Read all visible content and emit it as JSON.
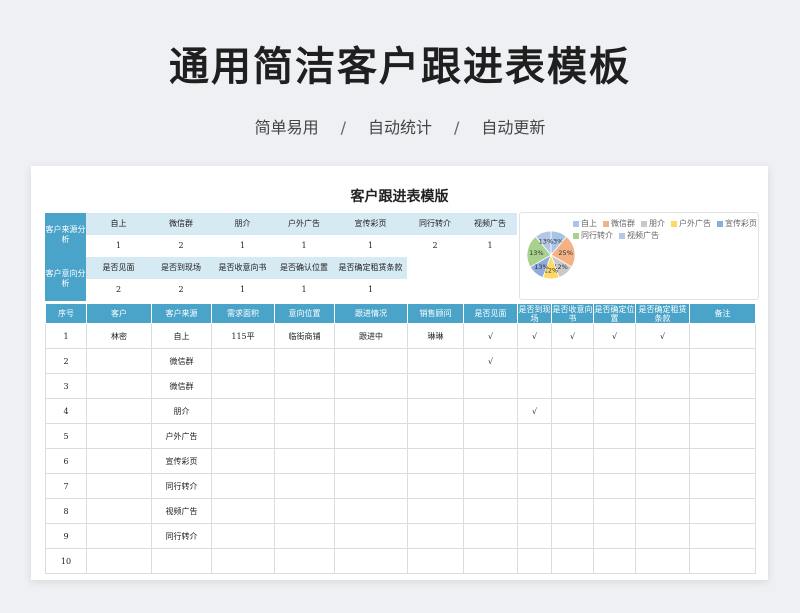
{
  "header": {
    "title": "通用简洁客户跟进表模板",
    "sub1": "简单易用",
    "sub2": "自动统计",
    "sub3": "自动更新",
    "sep": "/"
  },
  "sheet": {
    "title": "客户跟进表模版"
  },
  "source_table": {
    "label": "客户来源分析",
    "headers": [
      "自上",
      "微信群",
      "朋介",
      "户外广告",
      "宣传彩页",
      "同行转介",
      "视频广告"
    ],
    "values": [
      "1",
      "2",
      "1",
      "1",
      "1",
      "2",
      "1"
    ]
  },
  "intent_table": {
    "label": "客户意向分析",
    "headers": [
      "是否见面",
      "是否到现场",
      "是否收意向书",
      "是否确认位置",
      "是否确定租赁条款"
    ],
    "values": [
      "2",
      "2",
      "1",
      "1",
      "1"
    ]
  },
  "chart_data": {
    "type": "pie",
    "categories": [
      "自上",
      "微信群",
      "朋介",
      "户外广告",
      "宣传彩页",
      "同行转介",
      "视频广告"
    ],
    "values": [
      1,
      2,
      1,
      1,
      1,
      2,
      1
    ],
    "labels": [
      "13%",
      "25%",
      "12%",
      "12%",
      "13%",
      "13%",
      "13%"
    ],
    "colors": [
      "#a8c4e6",
      "#f4b183",
      "#c9c9c9",
      "#ffd966",
      "#8faadc",
      "#a9d18e",
      "#b4c7e7"
    ],
    "title": ""
  },
  "main_table": {
    "columns": [
      "序号",
      "客户",
      "客户来源",
      "需求面积",
      "意向位置",
      "跟进情况",
      "销售顾问",
      "是否见面",
      "是否到现场",
      "是否收意向书",
      "是否确定位置",
      "是否确定租赁条款",
      "备注"
    ],
    "rows": [
      [
        "1",
        "林密",
        "自上",
        "115平",
        "临街商铺",
        "跟进中",
        "琳琳",
        "√",
        "√",
        "√",
        "√",
        "√",
        ""
      ],
      [
        "2",
        "",
        "微信群",
        "",
        "",
        "",
        "",
        "√",
        "",
        "",
        "",
        "",
        ""
      ],
      [
        "3",
        "",
        "微信群",
        "",
        "",
        "",
        "",
        "",
        "",
        "",
        "",
        "",
        ""
      ],
      [
        "4",
        "",
        "朋介",
        "",
        "",
        "",
        "",
        "",
        "√",
        "",
        "",
        "",
        ""
      ],
      [
        "5",
        "",
        "户外广告",
        "",
        "",
        "",
        "",
        "",
        "",
        "",
        "",
        "",
        ""
      ],
      [
        "6",
        "",
        "宣传彩页",
        "",
        "",
        "",
        "",
        "",
        "",
        "",
        "",
        "",
        ""
      ],
      [
        "7",
        "",
        "同行转介",
        "",
        "",
        "",
        "",
        "",
        "",
        "",
        "",
        "",
        ""
      ],
      [
        "8",
        "",
        "视频广告",
        "",
        "",
        "",
        "",
        "",
        "",
        "",
        "",
        "",
        ""
      ],
      [
        "9",
        "",
        "同行转介",
        "",
        "",
        "",
        "",
        "",
        "",
        "",
        "",
        "",
        ""
      ],
      [
        "10",
        "",
        "",
        "",
        "",
        "",
        "",
        "",
        "",
        "",
        "",
        "",
        ""
      ]
    ]
  }
}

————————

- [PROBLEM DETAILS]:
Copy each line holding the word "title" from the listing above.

- [SOLUTION]:
    "title": "通用简洁客户跟进表模板",
    "title": "客户跟进表模版"
    "title": ""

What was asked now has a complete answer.